1 Peter 1:12 (WNT) To them ( the prophets) it was revealed that they were serving not themselves but you, when they foretold the very things which have now been openly declared to you by those who, having been taught by the Holy Spirit which had been sent from Heaven, brought you the Good News. Angels long to stoop and look into these things.

This Advent, we are living in the moment, awaiting His coming. Angels are longing, bending, stooping and desiring to see our moment.

What is this moment? Mindfulness speaks of a present moment-both past and perished, yet alive and eternally present. This promised moment, this present moment is the everlasting eternal moment of Advent. It is the moment of all moments. The beginning of His new creation- it is our story moment- our advent moment: the coming of our Christ, our promised saviour into our earthly world.

Advent is about the gift of this and other moments- it is about new beginnings: newness and promise; expectations spoken and fulfilled; gifts of Magi and the Father. Our Father…. this is what Advent calls us to be mindful of. Our Father’s gift, Jesus His son.

Luke writes of these beginnings, Advent/advent moments, in both his Gospel and his book on the new Christian church. He begins his book of Acts of his church community with…

1 In my former book, Theophilus, I wrote about all that Jesus began to do and to teach 2 until the day he was taken up to heaven, after giving instructions through the Holy Spirit to the apostles he had chosen.3 After his suffering, he presented himself to them and gave many convincing proofs that he was alive. He appeared to them over a period of forty days and spoke about the kingdom of God. 4 On one occasion, while he was eating with them, he gave them this command: “Do not leave Jerusalem, but wait for the gift my Father promised, which you have heard me speak about. 5 For John baptized with water, but in a few days you will be baptized with the Holy Spirit.” NIV

And in his first book, Luke’s gospel…

Many have undertaken to draw up an account of the things that have been fulfilled among us, 2 just as they were handed down to us by those who from the first were eyewitnesses and servants of the word. 3 With this in mind, since I myself have carefully investigated everything from the beginning, I too decided to write an orderly accountfor you, most excellent Theophilus,4 so that you may know the certainty of the things you have been taught.

Luke 1 NIV

Luke writes, is deeply captivated, about advents, about beginnings.

The book of Acts (his second book) is about the gift of the Spirit. His Gospel is about the gift of our Saviour. These are gifts for new beginnings. Our new beginnings.

This is what Angels are stopping to look into: the Advent of the Gospel; the gift of salvation; the story of a child Saviour. They are also looking at us. They are looking at His story in, with, for us. They are looking for our new births with this story. Our advents.

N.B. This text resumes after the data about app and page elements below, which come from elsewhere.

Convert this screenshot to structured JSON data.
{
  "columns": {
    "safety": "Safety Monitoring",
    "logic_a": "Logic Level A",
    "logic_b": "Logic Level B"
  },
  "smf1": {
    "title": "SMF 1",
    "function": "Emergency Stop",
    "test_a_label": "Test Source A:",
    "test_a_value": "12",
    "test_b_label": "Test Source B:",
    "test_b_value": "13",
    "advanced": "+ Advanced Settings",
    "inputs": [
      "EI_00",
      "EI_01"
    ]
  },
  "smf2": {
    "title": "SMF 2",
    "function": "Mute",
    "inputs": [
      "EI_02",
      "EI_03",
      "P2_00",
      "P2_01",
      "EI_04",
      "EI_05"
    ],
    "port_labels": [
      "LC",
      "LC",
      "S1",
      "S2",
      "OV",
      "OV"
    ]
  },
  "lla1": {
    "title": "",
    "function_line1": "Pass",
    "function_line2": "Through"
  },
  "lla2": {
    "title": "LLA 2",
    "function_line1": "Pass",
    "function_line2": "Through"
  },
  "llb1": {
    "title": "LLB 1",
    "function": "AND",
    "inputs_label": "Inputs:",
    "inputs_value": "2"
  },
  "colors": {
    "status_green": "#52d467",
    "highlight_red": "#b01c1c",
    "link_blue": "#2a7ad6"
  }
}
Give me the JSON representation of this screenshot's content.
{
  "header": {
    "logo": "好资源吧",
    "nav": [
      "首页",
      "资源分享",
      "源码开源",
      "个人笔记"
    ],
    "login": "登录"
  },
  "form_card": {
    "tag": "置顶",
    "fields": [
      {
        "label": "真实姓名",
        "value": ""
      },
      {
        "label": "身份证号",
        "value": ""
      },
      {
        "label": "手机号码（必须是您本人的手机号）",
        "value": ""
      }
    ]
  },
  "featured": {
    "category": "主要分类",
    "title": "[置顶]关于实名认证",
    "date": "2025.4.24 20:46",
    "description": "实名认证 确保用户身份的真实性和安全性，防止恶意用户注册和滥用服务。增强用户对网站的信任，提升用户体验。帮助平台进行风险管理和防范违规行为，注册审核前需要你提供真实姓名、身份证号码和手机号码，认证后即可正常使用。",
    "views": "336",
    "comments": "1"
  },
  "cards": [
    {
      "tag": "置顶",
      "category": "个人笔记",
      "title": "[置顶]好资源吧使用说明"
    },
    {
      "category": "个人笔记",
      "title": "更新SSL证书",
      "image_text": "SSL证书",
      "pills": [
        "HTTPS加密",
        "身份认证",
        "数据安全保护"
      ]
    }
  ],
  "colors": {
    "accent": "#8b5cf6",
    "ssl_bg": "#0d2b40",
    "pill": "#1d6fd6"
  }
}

This season of 2019 I will be writing about Advent beginnings: the beginnings of the Christian church in Acts, alongside the newness of a baby child in our world. These moments share in common a writer, Luke, and a Saviour; a beginning with a past; angels and shepherds; messengers and on lookers. Advent is about shared one shared moment which forms an eternity of new births, new beginnings- our stories together with His. Stories together as one

woven and still forming tapestry.

The story is about a Saviour, the Messiah. It is also about us-how we see and hear; receive and respond; live in moments and, pass, go on. It is about saving moments; eternal and everlasting moments. It is about advents, beginnings, our stories and His.

Advent is about keeping our story new and alive, a beginning without end. As eternal as the story of a homeless couple having a child in a cave manger. It is a story of the gift of the moment.

Join this eight part reflection On Advent beginnings – they will appear on Tuesdays and Fridays each week of Advent – at charlesosewalt.com

Charles